- **STORED DATA**

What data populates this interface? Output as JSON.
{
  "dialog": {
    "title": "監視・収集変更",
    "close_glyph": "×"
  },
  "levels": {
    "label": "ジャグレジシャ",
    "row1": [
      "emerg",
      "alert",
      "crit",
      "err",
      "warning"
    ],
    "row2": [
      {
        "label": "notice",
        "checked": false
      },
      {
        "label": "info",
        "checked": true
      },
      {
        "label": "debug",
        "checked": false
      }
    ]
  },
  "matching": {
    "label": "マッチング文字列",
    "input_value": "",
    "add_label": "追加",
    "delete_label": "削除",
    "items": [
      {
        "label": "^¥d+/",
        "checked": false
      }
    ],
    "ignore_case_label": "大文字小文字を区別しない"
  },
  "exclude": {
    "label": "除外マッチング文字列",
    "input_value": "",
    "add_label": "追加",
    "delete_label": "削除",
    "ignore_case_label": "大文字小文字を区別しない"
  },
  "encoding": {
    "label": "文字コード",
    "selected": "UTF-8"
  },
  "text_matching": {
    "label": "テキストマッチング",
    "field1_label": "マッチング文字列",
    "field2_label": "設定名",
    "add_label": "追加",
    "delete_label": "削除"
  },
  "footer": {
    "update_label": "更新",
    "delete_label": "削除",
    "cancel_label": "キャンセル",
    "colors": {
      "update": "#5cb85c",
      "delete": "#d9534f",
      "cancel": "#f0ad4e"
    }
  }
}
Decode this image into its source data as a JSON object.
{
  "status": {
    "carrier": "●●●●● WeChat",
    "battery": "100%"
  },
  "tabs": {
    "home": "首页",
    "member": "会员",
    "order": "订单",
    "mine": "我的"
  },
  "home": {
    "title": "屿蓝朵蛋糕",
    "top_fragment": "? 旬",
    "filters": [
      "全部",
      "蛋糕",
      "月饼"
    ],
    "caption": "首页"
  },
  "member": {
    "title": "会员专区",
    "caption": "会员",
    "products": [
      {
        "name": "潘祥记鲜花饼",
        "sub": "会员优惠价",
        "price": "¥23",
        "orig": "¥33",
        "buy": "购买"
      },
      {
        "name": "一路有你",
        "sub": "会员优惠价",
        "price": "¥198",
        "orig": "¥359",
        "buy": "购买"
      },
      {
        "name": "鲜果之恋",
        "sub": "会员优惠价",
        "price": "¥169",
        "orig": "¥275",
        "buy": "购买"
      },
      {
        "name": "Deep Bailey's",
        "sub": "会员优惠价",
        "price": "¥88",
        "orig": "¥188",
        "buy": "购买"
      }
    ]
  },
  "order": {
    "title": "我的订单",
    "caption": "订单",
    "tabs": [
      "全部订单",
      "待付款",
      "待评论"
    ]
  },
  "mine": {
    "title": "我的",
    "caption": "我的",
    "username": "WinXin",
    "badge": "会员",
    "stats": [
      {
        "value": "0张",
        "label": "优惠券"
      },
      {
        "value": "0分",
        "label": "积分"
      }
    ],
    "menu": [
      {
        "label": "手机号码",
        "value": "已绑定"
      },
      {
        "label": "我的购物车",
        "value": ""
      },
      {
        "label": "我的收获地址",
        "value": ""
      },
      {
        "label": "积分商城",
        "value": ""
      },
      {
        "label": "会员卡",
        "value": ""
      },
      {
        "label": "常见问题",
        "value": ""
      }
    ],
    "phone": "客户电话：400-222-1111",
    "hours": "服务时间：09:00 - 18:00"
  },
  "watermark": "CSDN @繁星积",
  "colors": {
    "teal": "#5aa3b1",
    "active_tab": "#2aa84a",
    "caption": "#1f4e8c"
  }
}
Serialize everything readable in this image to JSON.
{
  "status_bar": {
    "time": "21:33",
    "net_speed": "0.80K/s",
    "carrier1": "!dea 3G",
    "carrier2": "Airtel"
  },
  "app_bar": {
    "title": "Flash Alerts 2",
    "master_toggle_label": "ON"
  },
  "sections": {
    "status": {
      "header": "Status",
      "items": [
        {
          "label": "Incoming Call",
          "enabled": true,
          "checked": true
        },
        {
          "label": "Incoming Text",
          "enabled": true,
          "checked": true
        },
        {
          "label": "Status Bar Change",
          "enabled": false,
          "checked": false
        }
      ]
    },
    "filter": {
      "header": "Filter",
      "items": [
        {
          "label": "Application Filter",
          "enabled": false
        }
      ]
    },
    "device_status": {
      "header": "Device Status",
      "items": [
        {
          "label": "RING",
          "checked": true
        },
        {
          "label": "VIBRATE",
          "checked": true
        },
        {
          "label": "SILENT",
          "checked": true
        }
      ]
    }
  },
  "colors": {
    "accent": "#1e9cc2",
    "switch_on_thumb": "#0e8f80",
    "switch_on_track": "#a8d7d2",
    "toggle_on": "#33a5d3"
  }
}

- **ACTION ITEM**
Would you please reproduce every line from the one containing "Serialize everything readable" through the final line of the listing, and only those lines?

- **SOLUTION FOR THIS PROBLEM**
Serialize everything readable in this image to JSON.
{
  "status_bar": {
    "time": "21:33",
    "net_speed": "0.80K/s",
    "carrier1": "!dea 3G",
    "carrier2": "Airtel"
  },
  "app_bar": {
    "title": "Flash Alerts 2",
    "master_toggle_label": "ON"
  },
  "sections": {
    "status": {
      "header": "Status",
      "items": [
        {
          "label": "Incoming Call",
          "enabled": true,
          "checked": true
        },
        {
          "label": "Incoming Text",
          "enabled": true,
          "checked": true
        },
        {
          "label": "Status Bar Change",
          "enabled": false,
          "checked": false
        }
      ]
    },
    "filter": {
      "header": "Filter",
      "items": [
        {
          "label": "Application Filter",
          "enabled": false
        }
      ]
    },
    "device_status": {
      "header": "Device Status",
      "items": [
        {
          "label": "RING",
          "checked": true
        },
        {
          "label": "VIBRATE",
          "checked": true
        },
        {
          "label": "SILENT",
          "checked": true
        }
      ]
    }
  },
  "colors": {
    "accent": "#1e9cc2",
    "switch_on_thumb": "#0e8f80",
    "switch_on_track": "#a8d7d2",
    "toggle_on": "#33a5d3"
  }
}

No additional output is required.